A year or two ago, I started swimming at our local YMCA several times a week. Finally picking up the legacy of my grandmother and mother, I was becoming a consistent swimmer. I had “my locker,” started to recognize the other regular faces in the lane next to me, knew all the lifeguards and my body learned to love this new rhythm. I felt stronger and my muscles loved the hot tub for a few minutes after laps. It fit in my schedule and I hoped I could do this forever. Then one day I stopped. I forget why. My motivation flew out the window. I got distracted. I forgot how good it was for me.
Earlier this spring, I started running every other day. Couch to 5K, here I come! I got new shoes, put on my headphones, grabbed my music and hit the roads around our neighborhood. I’ll never forget how long that 2 minute fun felt the first day! I ran through the house cheering and high-fiving my family because I had just run for TWO minutes! Then it was four. Six. Ten. I ran a mile! I loved the slow build of minutes. My fibromyalgia body could finally handle it. One day, I ran for twenty minutes and I thought I’d burst with pride in myself. Then one day I stopped. I forget why. My motivation flew out the window. I got distracted. I forgot how good it was for me. A couple years ago, I faced anxiety and panic attacks and finally committed to a daily meditation practice. There was a roaring lion of determination in me to overcome this crippling way of life. “Meditation every day for the rest of my life!” felt like good medicine. I downloaded the Insight Timer app and practiced my way to a good rhythm. In fact, the app says my longest streak was 209 days. I’ve meditated 557 days since February 2017. On the days I meditate, I feel calm, grounded and focused. I’m quicker to notice thoughts that could spiral into anxiety. It would not be an understatement to say that a daily meditation practice saved my mental health. Then one day I stopped. I forget why. My motivation flew out the window. I got distracted. I forgot how good it was for me. It’s normal to get out of the habit. Some of you get this. You don’t beat yourself up. If so, this post isn’t for you. This is for those of us whose inner critic is loud, proud and a little out of control. We’ve got this voice ripping us a new one when we make what we perceive as a mistake. The voice hisses when we let up on the gas for even a moment. The voice taunts us when we quit, stop or change our mind.

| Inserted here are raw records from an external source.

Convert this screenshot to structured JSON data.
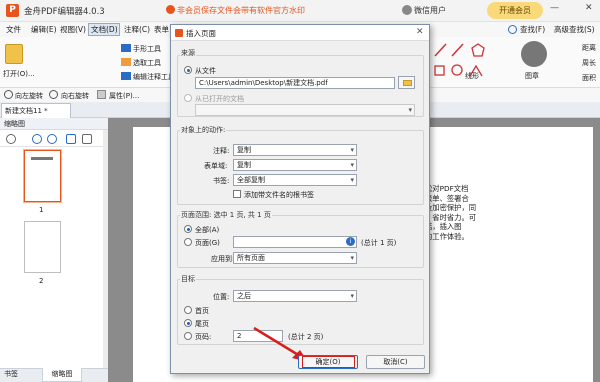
{
  "app": {
    "title": "金舟PDF编辑器4.0.3",
    "promo": "非会员保存文件会带有软件官方水印",
    "user": "微信用户",
    "vip_button": "开通会员"
  },
  "menu": {
    "items": [
      "文件",
      "编辑(E)",
      "视图(V)",
      "文档(D)",
      "注释(C)",
      "表单"
    ],
    "find": "查找(F)",
    "advanced_search": "高级查找(S)"
  },
  "toolbar": {
    "open": "打开(O)...",
    "hand_tool": "手形工具",
    "select_text": "选取工具",
    "edit_tool": "编辑注释工具",
    "line_tool": "线形",
    "stamp": "图章",
    "distance": "距离",
    "perimeter": "周长",
    "area": "面积"
  },
  "toolbar2": {
    "rotate_left": "向左旋转",
    "rotate_right": "向右旋转",
    "properties": "属性(P)..."
  },
  "tab": {
    "label": "新建文档11 *"
  },
  "left_panel": {
    "title": "缩略图",
    "pages": [
      "1",
      "2"
    ],
    "bottom_tabs": [
      "书签",
      "缩略图"
    ]
  },
  "document": {
    "text": "松对PDF文档\n表单、签署合\n及加密保护，同\n，省时省力。可\n结，插入图\n的工作体验。"
  },
  "dialog": {
    "title": "插入页面",
    "source": {
      "header": "来源",
      "from_file": "从文件",
      "file_path": "C:\\Users\\admin\\Desktop\\新建文档.pdf",
      "from_open": "从已打开的文档"
    },
    "actions": {
      "header": "对象上的动作:",
      "annotation_label": "注释:",
      "annotation_value": "复制",
      "form_label": "表单域:",
      "form_value": "复制",
      "bookmark_label": "书签:",
      "bookmark_value": "全部复制",
      "add_bookmark_checkbox": "添加带文件名的根书签"
    },
    "page_range": {
      "header": "页面范围: 选中 1 页, 共 1 页",
      "all": "全部(A)",
      "pages": "页面(G)",
      "total": "(总计 1 页)",
      "apply_label": "应用到:",
      "apply_value": "所有页面"
    },
    "target": {
      "header": "目标",
      "position_label": "位置:",
      "position_value": "之后",
      "first": "首页",
      "last": "尾页",
      "page_no": "页码:",
      "page_value": "2",
      "page_total": "(总计 2 页)"
    },
    "ok": "确定(O)",
    "cancel": "取消(C)"
  },
  "colors": {
    "accent": "#e8541e",
    "highlight": "#d61f1f",
    "link_blue": "#2b6cc4"
  }
}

That voice feels like it’s in charge. Imagine we’re at a cozy coffee shop on a chilly rainy afternoon. There’s a crackling fireplace in the corner and we’re holding ceramic mugs with warm drinks. As you take a sip, I lean over and whisper, “that voice is not in charge.” I continue as you look doubtful. “That voice holds you hostage, doesn’t it? It judges your every decision. It second guesses you. It wakes you up with dread. It never celebrates what everyone sees about you. That voice is loud. It drowns the other ones out.” You tentatively nod. I see a kindred spirit in your eyes. You know this voice too.

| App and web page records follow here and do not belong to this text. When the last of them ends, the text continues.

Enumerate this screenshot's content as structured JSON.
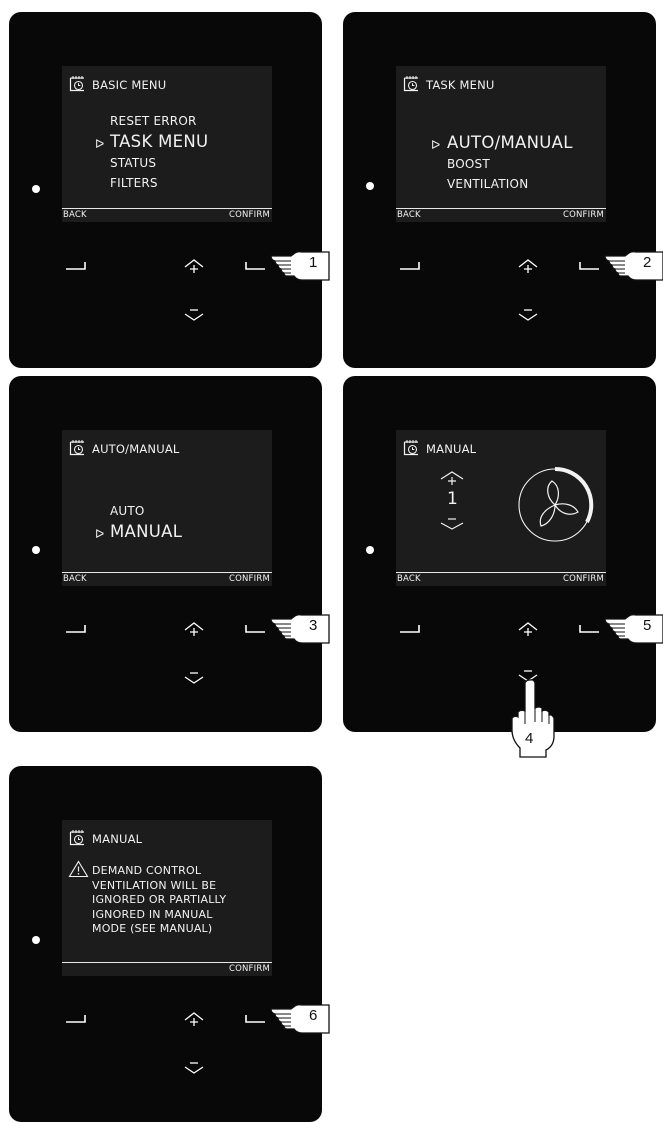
{
  "panels": [
    {
      "header": "BASIC MENU",
      "items": [
        {
          "label": "RESET ERROR",
          "selected": false
        },
        {
          "label": "TASK MENU",
          "selected": true
        },
        {
          "label": "STATUS",
          "selected": false
        },
        {
          "label": "FILTERS",
          "selected": false
        }
      ],
      "softkey_left": "BACK",
      "softkey_right": "CONFIRM",
      "step": "1"
    },
    {
      "header": "TASK MENU",
      "items": [
        {
          "label": "AUTO/MANUAL",
          "selected": true
        },
        {
          "label": "BOOST",
          "selected": false
        },
        {
          "label": "VENTILATION",
          "selected": false
        }
      ],
      "softkey_left": "BACK",
      "softkey_right": "CONFIRM",
      "step": "2"
    },
    {
      "header": "AUTO/MANUAL",
      "items": [
        {
          "label": "AUTO",
          "selected": false
        },
        {
          "label": "MANUAL",
          "selected": true
        }
      ],
      "softkey_left": "BACK",
      "softkey_right": "CONFIRM",
      "step": "3"
    },
    {
      "header": "MANUAL",
      "fan_level": "1",
      "softkey_left": "BACK",
      "softkey_right": "CONFIRM",
      "step_confirm": "5",
      "step_down": "4"
    },
    {
      "header": "MANUAL",
      "warning_lines": [
        "DEMAND CONTROL",
        "VENTILATION WILL BE",
        "IGNORED OR PARTIALLY",
        "IGNORED IN MANUAL",
        "MODE (SEE MANUAL)"
      ],
      "softkey_right": "CONFIRM",
      "step": "6"
    }
  ],
  "colors": {
    "panel": "#080808",
    "screen": "#1c1c1c",
    "screen_text": "#f2f2f2"
  }
}
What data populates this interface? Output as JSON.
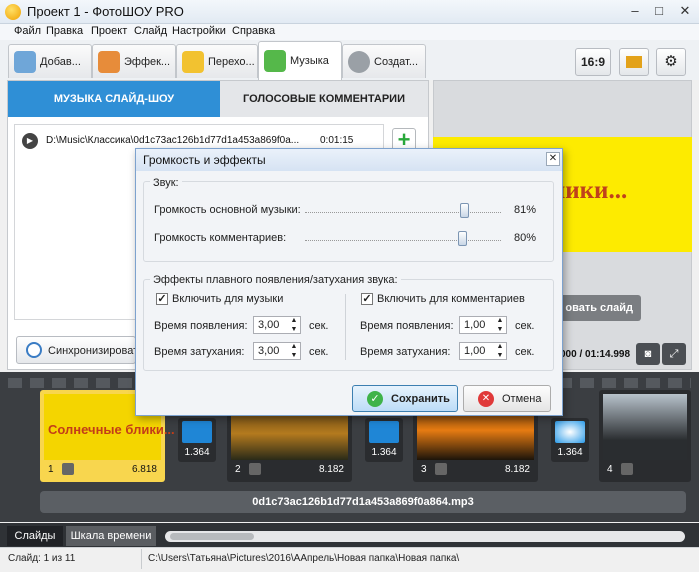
{
  "window": {
    "title": "Проект 1 - ФотоШОУ PRO",
    "minimize": "–",
    "maximize": "□",
    "close": "✕"
  },
  "menu": [
    "Файл",
    "Правка",
    "Проект",
    "Слайд",
    "Настройки",
    "Справка"
  ],
  "tabs": [
    {
      "label": "Добав..."
    },
    {
      "label": "Эффек..."
    },
    {
      "label": "Перехо..."
    },
    {
      "label": "Музыка"
    },
    {
      "label": "Создат..."
    }
  ],
  "toolbar_right": {
    "ratio": "16:9"
  },
  "music_panel": {
    "subtab_music": "МУЗЫКА СЛАЙД-ШОУ",
    "subtab_voice": "ГОЛОСОВЫЕ КОММЕНТАРИИ",
    "track": {
      "path": "D:\\Music\\Классика\\0d1c73ac126b1d77d1a453a869f0a...",
      "duration": "0:01:15"
    },
    "add_icon": "+",
    "sync_label": "Синхронизироват"
  },
  "preview": {
    "text": "е блики...",
    "edit_button": "овать слайд",
    "timecode": "000 / 01:14.998"
  },
  "dialog": {
    "title": "Громкость и эффекты",
    "close": "✕",
    "sound_group": "Звук:",
    "music_volume_label": "Громкость основной музыки:",
    "music_volume": "81%",
    "music_volume_level": 0.81,
    "comment_volume_label": "Громкость комментариев:",
    "comment_volume": "80%",
    "comment_volume_level": 0.8,
    "fade_group": "Эффекты плавного появления/затухания звука:",
    "music_check_label": "Включить для музыки",
    "comment_check_label": "Включить для комментариев",
    "fade_in_label": "Время появления:",
    "fade_out_label": "Время затухания:",
    "music_fade_in": "3,00",
    "music_fade_out": "3,00",
    "comment_fade_in": "1,00",
    "comment_fade_out": "1,00",
    "unit": "сек.",
    "save": "Сохранить",
    "cancel": "Отмена"
  },
  "slides": [
    {
      "num": "1",
      "dur": "6.818",
      "text": "Солнечные блики..."
    },
    {
      "num": "2",
      "dur": "8.182"
    },
    {
      "num": "3",
      "dur": "8.182"
    },
    {
      "num": "4",
      "dur": ""
    }
  ],
  "transitions": [
    "1.364",
    "1.364",
    "1.364"
  ],
  "music_track": "0d1c73ac126b1d77d1a453a869f0a864.mp3",
  "bottom_tabs": {
    "slides": "Слайды",
    "timeline": "Шкала времени"
  },
  "status": {
    "slide": "Слайд: 1 из 11",
    "path": "C:\\Users\\Татьяна\\Pictures\\2016\\ААпрель\\Новая папка\\Новая папка\\"
  }
}
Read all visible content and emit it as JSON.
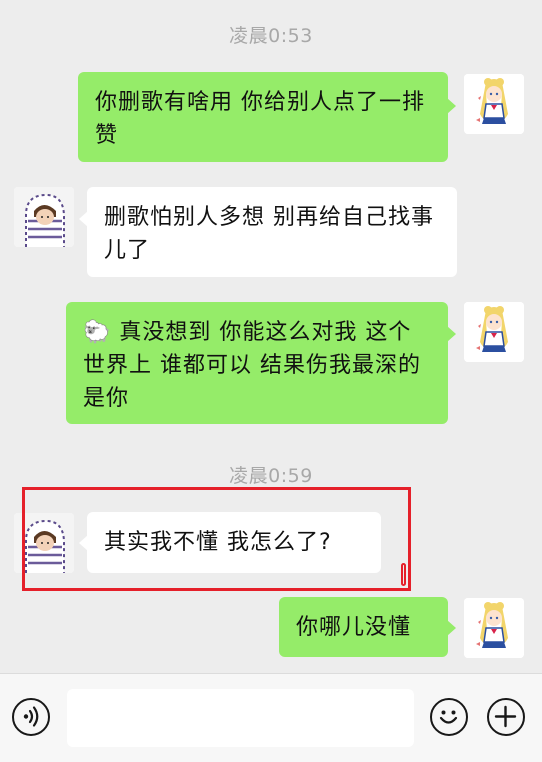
{
  "timestamps": [
    "凌晨0:53",
    "凌晨0:59"
  ],
  "messages": [
    {
      "side": "right",
      "text": "你删歌有啥用 你给别人点了一排赞"
    },
    {
      "side": "left",
      "text": "删歌怕别人多想 别再给自己找事儿了"
    },
    {
      "side": "right",
      "emoji": "🐑",
      "text": " 真没想到 你能这么对我 这个世界上 谁都可以 结果伤我最深的是你"
    },
    {
      "side": "left",
      "text": "其实我不懂 我怎么了?"
    },
    {
      "side": "right",
      "text": "你哪儿没懂"
    }
  ],
  "input": {
    "placeholder": ""
  },
  "icons": {
    "voice": "voice-icon",
    "emoji": "smiley-icon",
    "plus": "plus-icon"
  },
  "colors": {
    "background": "#ededed",
    "sent_bubble": "#95ec69",
    "received_bubble": "#ffffff",
    "timestamp": "#a8a8a8",
    "highlight": "#e5202a"
  }
}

“That voice is not in charge. That voice is afraid and is trying to protect you. You can befriend it and help it soften. That inner critic can ease. It’s not in charge of you.” When we get out of a habit, it can be so hard to start again. Our inner critic gets loud. We tell ourselves stories about how we’re not up to it. We’ll just quit again. Sure, that may be true for a season. We get sick, schedules change, crisis happens. And. We are capable of beginning again. And it’s okay if we get out of the habit, again. Sometimes I don’t want to restart something that I figure I’ll stop again. Doesn’t seem worth it. But then I remember how much I enjoyed the thing. How good it made me feel. How it helped me feel alive. Then the time comes and I begin again. I meet a lot of people who are curious about spirituality and being a part of a local church. Many of my friends get out of the habit of gathering with their church family in different seasons. Maybe it’s summer, there’s a weekend trip planned, a kid gets sick. All the sudden, they realize they’ve missed four or five Sunday gatherings in a row and they’re out of the habit. It’s normal to get out of the habit. Some of my friends feel guilty for missing church gatherings. Their inner critic tells them all kinds of stories and dishes us shame and obligation and guilt. I wouldn’t want to do anything with that voice at full blast either! It feels easier to just stop going all together. So for anyone that needs to hear this (from a pastor) today, it’s okay to get out of the habit. And you are capable of beginning again. Even if it’s only been three weeks. Three years. Or a few decades. If being part of a faith community helps you feel stronger, more grounded, at peace or more joyful, begin again. If being around friends who support, encourage, listen and let you be you, begin again. If being a part of something bigger than you, serving in your community and watching lives change is something you particularly find meaningful, begin again. If you simply need to be around more love, begin again. Know that this pastor is filled with unending compassion for friends who love their church family and then get out of the habit of gathering together. It’s okay. Much grace, friend. Know that your church family welcomes you back with hugs, smiles and an understanding nod as you enter the door, as if to say, “Welcome back. I get out of the habit too. So glad you’re here.” And your heart breathes itself home.